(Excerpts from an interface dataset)
———
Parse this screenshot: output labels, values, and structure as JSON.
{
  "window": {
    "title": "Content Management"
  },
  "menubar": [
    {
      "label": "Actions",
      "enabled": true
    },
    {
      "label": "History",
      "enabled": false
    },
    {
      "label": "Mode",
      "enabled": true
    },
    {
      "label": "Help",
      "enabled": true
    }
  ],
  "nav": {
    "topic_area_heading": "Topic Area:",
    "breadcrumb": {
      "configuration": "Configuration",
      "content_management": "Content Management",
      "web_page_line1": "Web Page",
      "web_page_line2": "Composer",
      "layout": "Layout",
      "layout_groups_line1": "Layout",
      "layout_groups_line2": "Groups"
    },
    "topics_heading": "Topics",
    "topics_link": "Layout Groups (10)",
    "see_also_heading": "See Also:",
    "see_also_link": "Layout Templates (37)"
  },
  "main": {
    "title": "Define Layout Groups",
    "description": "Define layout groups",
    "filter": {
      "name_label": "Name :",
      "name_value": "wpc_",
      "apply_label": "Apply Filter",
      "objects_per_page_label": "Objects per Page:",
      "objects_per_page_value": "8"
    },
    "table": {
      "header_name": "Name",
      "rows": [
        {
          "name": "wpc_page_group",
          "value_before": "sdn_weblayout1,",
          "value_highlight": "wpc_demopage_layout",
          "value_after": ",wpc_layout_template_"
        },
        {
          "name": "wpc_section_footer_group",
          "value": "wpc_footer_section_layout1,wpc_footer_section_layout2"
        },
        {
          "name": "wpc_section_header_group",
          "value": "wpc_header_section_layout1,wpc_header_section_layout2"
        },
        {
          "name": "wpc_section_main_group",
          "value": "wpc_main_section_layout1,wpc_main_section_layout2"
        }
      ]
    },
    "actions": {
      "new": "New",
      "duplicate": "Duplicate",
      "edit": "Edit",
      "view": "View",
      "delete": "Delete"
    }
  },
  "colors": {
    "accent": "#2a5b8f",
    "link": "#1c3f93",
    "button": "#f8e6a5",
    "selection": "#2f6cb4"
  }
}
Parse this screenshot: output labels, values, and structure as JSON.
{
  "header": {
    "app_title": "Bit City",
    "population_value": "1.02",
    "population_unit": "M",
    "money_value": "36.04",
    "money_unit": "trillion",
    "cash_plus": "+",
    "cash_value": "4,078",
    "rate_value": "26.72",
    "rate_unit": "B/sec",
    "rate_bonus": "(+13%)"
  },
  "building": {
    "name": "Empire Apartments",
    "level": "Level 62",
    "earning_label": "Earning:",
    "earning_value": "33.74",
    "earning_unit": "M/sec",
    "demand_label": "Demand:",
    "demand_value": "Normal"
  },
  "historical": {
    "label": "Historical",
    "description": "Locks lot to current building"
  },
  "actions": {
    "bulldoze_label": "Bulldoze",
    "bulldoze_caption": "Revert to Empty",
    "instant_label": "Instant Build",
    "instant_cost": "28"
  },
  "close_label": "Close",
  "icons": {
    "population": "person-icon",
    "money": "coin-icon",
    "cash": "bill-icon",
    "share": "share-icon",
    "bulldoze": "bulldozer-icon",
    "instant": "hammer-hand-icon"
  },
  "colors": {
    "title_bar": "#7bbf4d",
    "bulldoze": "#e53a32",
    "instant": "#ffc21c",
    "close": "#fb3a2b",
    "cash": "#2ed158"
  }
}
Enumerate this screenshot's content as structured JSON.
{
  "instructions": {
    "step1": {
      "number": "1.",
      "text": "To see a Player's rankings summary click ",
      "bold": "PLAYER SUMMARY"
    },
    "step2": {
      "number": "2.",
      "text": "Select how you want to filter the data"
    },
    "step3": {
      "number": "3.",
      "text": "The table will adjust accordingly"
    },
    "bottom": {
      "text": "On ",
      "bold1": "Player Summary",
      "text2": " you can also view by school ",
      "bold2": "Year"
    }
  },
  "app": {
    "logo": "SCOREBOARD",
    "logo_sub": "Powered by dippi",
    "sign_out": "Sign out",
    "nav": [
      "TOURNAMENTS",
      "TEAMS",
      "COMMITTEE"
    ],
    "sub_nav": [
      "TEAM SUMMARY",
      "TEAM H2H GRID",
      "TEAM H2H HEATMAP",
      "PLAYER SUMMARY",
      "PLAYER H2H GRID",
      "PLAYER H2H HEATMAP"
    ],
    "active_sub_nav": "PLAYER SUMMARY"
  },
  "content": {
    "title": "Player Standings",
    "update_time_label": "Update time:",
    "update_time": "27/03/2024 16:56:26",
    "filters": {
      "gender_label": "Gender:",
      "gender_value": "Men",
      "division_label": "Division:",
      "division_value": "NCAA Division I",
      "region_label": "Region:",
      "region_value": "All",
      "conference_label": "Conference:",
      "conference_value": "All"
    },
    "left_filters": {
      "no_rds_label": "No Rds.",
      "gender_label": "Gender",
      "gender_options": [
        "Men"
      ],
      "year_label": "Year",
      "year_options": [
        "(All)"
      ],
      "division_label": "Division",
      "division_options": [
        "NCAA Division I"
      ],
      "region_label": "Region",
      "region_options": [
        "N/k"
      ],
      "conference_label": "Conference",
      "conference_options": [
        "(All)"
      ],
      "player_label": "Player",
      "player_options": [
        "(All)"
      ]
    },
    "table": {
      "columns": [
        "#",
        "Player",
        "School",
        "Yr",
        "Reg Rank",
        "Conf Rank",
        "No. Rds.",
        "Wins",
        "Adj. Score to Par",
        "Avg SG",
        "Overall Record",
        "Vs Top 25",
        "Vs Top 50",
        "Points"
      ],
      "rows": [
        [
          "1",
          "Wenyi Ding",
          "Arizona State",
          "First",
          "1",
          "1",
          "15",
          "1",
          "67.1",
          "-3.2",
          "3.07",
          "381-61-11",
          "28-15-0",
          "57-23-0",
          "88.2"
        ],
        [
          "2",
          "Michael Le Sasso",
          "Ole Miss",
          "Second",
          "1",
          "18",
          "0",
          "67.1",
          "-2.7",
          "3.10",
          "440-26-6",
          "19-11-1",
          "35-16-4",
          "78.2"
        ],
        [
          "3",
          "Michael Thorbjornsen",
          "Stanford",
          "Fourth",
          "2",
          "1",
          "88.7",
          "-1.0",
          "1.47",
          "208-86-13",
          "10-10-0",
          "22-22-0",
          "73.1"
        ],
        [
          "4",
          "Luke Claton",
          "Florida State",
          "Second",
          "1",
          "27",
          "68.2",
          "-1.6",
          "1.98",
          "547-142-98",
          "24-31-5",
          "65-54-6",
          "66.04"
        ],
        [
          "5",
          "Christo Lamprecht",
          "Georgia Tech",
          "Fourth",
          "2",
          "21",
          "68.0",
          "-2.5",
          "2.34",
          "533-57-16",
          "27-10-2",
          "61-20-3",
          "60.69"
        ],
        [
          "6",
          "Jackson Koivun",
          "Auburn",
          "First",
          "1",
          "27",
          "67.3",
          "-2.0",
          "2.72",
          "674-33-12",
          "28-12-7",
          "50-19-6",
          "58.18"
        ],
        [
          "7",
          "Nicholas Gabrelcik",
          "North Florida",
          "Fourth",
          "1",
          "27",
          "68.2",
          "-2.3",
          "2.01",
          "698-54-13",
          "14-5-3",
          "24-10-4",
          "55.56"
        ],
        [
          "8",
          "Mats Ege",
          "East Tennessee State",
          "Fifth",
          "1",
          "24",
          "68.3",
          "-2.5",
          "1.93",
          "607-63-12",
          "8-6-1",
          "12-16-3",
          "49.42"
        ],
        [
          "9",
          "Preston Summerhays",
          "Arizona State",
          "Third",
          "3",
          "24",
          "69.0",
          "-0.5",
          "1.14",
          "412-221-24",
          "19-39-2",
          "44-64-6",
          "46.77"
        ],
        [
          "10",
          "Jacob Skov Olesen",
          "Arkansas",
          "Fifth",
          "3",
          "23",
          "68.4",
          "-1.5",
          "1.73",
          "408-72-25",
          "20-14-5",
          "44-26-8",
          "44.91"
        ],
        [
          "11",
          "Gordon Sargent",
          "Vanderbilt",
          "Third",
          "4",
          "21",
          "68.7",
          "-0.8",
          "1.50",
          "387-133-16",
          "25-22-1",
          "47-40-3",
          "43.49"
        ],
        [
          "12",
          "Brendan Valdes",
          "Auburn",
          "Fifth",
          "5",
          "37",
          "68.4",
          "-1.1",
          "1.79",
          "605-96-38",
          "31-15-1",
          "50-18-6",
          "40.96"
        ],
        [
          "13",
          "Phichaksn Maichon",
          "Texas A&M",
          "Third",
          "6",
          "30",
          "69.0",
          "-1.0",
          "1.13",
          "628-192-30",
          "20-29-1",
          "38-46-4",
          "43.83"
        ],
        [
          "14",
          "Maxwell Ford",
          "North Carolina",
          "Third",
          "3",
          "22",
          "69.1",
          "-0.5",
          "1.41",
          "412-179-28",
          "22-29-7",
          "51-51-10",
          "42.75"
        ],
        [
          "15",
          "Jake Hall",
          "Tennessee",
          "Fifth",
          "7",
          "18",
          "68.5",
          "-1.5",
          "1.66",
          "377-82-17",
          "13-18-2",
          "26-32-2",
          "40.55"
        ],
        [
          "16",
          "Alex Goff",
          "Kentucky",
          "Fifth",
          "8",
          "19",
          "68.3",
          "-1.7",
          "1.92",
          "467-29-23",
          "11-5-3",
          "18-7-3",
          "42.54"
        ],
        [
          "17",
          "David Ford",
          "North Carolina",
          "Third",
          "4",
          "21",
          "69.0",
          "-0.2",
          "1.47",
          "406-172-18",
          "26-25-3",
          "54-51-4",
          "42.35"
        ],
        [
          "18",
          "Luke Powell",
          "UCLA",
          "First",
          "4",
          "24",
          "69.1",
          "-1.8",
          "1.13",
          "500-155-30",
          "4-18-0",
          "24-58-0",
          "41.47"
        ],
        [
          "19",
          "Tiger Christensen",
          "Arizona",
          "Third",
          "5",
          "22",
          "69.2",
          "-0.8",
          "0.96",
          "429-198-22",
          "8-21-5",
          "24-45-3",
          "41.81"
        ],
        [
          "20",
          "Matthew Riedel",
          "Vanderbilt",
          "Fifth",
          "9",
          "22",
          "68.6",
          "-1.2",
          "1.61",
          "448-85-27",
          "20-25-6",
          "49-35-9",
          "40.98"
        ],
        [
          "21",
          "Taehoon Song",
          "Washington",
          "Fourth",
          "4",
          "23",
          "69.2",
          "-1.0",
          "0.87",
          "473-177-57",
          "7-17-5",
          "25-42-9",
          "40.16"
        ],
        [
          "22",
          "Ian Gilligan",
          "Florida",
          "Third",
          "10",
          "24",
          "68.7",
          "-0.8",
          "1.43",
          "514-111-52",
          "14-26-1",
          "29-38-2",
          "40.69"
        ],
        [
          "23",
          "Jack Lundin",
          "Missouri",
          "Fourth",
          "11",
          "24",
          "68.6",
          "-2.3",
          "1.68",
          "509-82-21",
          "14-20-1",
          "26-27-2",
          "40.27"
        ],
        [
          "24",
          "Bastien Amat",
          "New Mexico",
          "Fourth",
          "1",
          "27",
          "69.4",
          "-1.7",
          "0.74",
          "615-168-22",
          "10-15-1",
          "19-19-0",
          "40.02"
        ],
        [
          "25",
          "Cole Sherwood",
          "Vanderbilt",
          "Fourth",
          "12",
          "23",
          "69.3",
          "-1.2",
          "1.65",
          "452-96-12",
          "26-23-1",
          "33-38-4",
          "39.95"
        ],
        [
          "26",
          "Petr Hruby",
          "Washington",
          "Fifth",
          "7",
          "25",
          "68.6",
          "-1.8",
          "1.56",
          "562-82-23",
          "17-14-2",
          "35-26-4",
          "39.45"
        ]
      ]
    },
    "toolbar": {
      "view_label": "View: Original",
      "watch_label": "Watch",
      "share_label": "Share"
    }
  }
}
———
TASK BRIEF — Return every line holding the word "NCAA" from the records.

ANSWER FOR THE TASK —
      "division_value": "NCAA Division I",
        "NCAA Division I"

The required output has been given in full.